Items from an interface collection
+++++
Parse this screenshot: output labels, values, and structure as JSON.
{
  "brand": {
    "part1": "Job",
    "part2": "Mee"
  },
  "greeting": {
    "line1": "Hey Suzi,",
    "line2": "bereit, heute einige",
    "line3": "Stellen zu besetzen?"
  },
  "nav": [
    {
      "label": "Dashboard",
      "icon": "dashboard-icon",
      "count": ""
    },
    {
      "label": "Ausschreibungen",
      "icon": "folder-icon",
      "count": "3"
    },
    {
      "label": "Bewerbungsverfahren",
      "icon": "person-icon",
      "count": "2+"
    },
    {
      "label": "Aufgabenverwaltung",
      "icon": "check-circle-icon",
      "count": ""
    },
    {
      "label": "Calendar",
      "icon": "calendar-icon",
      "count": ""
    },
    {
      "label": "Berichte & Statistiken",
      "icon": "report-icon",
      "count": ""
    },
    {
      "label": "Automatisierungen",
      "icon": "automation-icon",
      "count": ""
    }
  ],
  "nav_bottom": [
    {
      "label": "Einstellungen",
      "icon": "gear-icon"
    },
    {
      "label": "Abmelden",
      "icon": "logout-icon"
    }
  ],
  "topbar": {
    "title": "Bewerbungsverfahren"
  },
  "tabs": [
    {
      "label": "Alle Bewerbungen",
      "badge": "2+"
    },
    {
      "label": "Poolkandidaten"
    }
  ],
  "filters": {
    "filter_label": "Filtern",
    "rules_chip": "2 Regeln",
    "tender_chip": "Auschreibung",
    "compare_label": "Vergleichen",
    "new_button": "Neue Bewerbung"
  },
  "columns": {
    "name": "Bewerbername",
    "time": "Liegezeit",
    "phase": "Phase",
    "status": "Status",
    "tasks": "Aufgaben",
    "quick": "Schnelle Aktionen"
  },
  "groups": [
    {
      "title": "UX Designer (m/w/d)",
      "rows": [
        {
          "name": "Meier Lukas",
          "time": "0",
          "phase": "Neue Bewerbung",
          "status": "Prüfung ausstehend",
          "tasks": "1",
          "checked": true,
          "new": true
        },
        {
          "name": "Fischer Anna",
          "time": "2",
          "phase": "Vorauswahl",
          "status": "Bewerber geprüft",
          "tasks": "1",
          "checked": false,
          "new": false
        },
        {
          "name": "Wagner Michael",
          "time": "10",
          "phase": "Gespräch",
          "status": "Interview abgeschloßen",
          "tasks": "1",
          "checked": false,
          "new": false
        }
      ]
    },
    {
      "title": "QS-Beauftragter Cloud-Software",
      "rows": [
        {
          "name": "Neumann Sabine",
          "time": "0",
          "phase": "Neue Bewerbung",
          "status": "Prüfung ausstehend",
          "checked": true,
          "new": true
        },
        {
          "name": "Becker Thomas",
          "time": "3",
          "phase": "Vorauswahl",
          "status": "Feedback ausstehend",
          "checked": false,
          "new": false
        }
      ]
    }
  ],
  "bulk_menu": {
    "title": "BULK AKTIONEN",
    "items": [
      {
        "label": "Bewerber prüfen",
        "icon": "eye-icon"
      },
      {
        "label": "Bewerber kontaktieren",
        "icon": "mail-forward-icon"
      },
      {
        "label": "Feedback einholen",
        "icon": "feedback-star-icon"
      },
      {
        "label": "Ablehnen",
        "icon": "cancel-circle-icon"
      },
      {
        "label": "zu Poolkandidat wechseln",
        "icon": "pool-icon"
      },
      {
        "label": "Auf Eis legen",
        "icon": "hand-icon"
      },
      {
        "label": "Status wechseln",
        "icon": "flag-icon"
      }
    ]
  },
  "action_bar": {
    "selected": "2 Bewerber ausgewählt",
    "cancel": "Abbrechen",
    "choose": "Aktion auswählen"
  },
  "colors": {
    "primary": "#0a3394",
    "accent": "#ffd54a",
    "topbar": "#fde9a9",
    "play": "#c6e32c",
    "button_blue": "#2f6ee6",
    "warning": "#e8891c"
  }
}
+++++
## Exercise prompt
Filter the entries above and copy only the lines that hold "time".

## Task solution
    "time": "Liegezeit",
          "time": "0",
          "time": "2",
          "time": "10",
          "time": "0",
          "time": "3",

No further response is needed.